Introverts in the Church:
Finding Our Place in an Extroverted Culture.
Adam McHugh.

Paperback: IVP Books, 2009.
Buy now:  [ Amazon ] [ Kindle ]

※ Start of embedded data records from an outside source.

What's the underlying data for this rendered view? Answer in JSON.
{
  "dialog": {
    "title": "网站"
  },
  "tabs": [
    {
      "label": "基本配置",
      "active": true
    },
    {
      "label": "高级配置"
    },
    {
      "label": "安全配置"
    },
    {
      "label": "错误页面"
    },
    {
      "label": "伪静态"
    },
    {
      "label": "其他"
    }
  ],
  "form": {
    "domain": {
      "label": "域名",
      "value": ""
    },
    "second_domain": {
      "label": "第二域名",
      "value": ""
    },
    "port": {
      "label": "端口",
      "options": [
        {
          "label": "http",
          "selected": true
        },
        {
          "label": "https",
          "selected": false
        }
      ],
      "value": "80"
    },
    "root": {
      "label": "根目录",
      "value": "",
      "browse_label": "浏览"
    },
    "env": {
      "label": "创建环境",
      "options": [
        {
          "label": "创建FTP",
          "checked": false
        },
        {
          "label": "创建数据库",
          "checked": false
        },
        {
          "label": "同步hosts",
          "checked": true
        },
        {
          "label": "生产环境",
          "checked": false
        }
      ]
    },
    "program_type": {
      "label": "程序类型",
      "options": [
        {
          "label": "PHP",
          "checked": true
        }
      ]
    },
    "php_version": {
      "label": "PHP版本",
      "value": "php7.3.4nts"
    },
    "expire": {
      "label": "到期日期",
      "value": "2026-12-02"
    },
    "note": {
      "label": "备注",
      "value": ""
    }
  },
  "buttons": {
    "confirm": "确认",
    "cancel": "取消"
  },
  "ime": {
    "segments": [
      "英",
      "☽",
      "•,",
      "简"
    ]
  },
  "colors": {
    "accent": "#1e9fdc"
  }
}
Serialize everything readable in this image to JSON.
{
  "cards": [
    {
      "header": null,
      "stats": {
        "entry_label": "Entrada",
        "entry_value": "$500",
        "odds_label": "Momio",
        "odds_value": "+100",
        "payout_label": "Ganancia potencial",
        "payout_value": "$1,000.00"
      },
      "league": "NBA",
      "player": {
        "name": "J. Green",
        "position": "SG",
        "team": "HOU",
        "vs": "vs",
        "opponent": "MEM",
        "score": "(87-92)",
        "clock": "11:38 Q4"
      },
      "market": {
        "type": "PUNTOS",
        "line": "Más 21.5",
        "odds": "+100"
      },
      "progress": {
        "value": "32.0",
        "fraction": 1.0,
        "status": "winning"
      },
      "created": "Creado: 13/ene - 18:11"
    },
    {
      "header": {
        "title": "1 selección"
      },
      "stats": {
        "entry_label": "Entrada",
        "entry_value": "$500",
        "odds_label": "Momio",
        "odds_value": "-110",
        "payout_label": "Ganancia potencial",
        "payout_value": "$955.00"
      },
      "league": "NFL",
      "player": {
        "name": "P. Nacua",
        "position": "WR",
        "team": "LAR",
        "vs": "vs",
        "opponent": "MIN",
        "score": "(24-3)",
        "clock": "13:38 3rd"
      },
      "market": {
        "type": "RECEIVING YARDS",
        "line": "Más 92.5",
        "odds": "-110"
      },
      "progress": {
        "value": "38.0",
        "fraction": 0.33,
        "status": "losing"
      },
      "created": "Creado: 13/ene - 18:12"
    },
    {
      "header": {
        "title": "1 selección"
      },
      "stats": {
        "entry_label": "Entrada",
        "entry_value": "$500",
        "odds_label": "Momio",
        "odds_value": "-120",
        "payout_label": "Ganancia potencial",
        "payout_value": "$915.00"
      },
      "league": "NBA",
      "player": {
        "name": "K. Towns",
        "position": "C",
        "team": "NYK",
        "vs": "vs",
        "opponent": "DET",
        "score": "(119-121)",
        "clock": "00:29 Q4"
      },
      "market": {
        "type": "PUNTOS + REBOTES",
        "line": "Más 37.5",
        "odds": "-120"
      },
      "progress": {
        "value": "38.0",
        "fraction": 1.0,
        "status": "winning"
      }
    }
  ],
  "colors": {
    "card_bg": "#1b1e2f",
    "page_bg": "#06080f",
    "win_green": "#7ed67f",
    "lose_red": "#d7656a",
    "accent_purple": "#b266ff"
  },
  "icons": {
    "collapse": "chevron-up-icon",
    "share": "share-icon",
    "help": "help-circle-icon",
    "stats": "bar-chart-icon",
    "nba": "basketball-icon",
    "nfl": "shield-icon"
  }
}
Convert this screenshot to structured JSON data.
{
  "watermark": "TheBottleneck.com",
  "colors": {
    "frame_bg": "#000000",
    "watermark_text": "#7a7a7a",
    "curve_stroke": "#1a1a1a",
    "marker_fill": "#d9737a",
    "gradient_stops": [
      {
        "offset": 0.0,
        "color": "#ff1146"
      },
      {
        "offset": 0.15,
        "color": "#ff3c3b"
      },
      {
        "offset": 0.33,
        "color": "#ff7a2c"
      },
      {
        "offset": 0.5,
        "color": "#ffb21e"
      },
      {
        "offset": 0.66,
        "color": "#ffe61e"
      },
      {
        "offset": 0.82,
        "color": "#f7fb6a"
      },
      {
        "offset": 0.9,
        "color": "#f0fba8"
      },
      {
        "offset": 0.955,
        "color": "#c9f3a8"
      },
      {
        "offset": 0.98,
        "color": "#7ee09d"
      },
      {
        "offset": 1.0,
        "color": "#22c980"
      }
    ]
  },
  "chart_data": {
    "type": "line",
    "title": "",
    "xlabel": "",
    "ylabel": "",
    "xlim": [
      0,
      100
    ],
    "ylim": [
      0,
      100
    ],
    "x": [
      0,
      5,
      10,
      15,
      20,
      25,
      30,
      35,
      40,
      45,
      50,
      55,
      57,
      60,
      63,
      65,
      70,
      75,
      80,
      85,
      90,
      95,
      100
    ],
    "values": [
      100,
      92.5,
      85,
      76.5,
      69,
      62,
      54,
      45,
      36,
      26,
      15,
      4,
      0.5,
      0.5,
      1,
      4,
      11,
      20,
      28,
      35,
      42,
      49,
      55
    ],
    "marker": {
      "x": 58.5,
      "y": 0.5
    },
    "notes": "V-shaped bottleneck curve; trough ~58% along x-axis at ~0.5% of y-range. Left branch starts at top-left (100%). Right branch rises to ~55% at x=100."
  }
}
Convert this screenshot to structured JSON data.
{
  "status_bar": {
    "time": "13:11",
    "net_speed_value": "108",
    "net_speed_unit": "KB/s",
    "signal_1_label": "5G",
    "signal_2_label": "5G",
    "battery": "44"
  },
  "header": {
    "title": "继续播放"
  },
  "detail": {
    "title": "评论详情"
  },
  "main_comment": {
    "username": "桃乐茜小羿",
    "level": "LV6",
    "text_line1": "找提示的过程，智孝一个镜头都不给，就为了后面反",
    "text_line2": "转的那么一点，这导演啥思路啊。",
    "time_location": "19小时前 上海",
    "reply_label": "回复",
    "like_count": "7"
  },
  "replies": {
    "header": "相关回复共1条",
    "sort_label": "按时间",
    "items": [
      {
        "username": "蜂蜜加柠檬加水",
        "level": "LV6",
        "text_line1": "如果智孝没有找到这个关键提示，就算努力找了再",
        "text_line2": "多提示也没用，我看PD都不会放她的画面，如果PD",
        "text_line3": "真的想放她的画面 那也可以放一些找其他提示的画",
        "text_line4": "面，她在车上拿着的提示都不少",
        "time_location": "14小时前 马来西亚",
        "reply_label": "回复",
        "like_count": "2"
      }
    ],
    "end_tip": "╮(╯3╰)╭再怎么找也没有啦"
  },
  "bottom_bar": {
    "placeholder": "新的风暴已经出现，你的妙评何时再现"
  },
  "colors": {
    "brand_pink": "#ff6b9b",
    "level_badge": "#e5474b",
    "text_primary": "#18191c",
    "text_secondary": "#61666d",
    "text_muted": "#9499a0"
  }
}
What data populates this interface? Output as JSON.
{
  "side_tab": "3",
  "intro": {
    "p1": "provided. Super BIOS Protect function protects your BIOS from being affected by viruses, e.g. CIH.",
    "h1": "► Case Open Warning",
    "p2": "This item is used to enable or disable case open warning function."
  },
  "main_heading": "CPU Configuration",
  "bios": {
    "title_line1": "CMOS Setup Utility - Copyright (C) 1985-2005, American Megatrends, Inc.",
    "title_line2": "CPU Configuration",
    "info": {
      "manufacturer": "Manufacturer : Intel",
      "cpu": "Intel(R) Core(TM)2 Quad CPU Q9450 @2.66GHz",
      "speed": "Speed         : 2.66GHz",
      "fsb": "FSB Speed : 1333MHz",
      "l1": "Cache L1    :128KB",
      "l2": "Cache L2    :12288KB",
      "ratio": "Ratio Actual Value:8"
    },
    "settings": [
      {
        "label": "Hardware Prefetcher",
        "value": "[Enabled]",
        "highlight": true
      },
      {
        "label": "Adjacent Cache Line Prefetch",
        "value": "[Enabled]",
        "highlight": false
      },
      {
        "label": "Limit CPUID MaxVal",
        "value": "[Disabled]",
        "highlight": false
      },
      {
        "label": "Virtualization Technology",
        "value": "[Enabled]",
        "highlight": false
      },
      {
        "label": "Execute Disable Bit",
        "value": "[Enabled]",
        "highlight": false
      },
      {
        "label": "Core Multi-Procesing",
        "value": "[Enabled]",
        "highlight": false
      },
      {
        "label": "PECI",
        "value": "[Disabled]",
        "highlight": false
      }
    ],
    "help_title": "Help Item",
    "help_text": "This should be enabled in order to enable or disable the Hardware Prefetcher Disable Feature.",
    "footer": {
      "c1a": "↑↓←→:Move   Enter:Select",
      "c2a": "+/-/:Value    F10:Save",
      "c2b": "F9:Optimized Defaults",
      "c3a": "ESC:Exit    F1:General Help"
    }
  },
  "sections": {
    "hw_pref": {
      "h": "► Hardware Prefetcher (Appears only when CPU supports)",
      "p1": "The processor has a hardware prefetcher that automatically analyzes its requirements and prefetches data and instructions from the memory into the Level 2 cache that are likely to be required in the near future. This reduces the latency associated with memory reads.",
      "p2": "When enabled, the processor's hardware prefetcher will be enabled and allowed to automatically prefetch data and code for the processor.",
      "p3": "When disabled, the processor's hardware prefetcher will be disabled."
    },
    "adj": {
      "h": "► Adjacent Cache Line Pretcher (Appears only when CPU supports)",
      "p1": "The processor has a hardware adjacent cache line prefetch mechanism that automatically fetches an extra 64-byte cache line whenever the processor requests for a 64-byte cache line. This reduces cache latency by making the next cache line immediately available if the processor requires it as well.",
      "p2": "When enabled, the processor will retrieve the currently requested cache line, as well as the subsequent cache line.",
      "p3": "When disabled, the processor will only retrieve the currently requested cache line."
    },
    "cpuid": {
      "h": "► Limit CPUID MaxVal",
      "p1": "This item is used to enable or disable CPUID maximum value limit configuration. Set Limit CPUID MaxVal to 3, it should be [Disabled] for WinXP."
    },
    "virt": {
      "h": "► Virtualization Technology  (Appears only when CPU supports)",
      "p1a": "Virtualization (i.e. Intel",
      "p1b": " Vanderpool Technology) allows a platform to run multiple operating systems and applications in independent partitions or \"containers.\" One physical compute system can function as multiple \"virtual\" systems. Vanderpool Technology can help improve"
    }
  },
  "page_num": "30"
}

Reviewed by Chris Smith.

 

Adam McHugh has tackled a little considered question in his new book Introverts in the Church: how can introverts exist in church cultures where they are often marginalized?  As an introvert myself, albeit one feels a deep need to live life in community, I was intrigued by the idea of McHugh’s book.    Introverts in the Church is a powerful reminder of the diversity of personalities with which God has gifted us.  McHugh, an introvert himself, longs for the healing of introverts from the scars of being marginalized in church cultures that tend to favor extroverts.  One of the book’s finest chapters is McHugh’s examination of how the church tends toward extroversion, and even in some cases Christian thinkers have painted introversion as a sin (One that he quotes says: “The extrovert God of John 3:16 does not beget an introvert people.  There is a terrible tendency to make the gospel serve us, to use it as a protection against the realities of life as though Christ died to preserve the status quo” 29).  McHugh – although he clearly recognizes community as a “given” – is frank about his own struggles with community, struggles that I imagine many of us introverts have faced.   He offers much valuable advice grounded in his own experiences about how introverts can become more connected in their church communities, and also names specific areas that will be of challenge to introverts. The latter half of the book focuses on introverts in church leadership and McHugh makes a strong case that introverts offer a balanced perspective on faithfulness in the way of Jesus that is needed in many church communities.  This is an excellent book that is destined to be the primary work on introversion in the church for many years to come.  McHugh concludes this book with this well-crafted piece of wisdom that should be taken to heart by all in the church, and especially those of us who are introverts:

 

In order to find our place in the church we must make two movements.  We go into the desert, into the depths and riches of solitude, to listen for the whispers of God who created us as introverts and to discover the gifts we have been given.  Through Christ we die to false identities and put away inauthentic behaviors.  We honor the rhythms and practice the disciplines that give us life, energy and joy.  …   The inward movement is not the end of the journey, though we will come back to it again and again.  The other movement is toward others, toward community.  We are not ultimately called to a life of self-fulfillment and comfort but to a life of love.  We seek to love God and our neighbor as ourselves, knowing that genuine love comes out of who we are in Christ.  We are to pass on the gifts we have been given.  Sometimes we will use our words and other times we will model prayerful silence, reflective rest and compassionate listening.  As we make this movement into community, we will find that it’s not merely about us finding a place for ourselves, but it’s about God showing us where we belong and the gifts we are to others.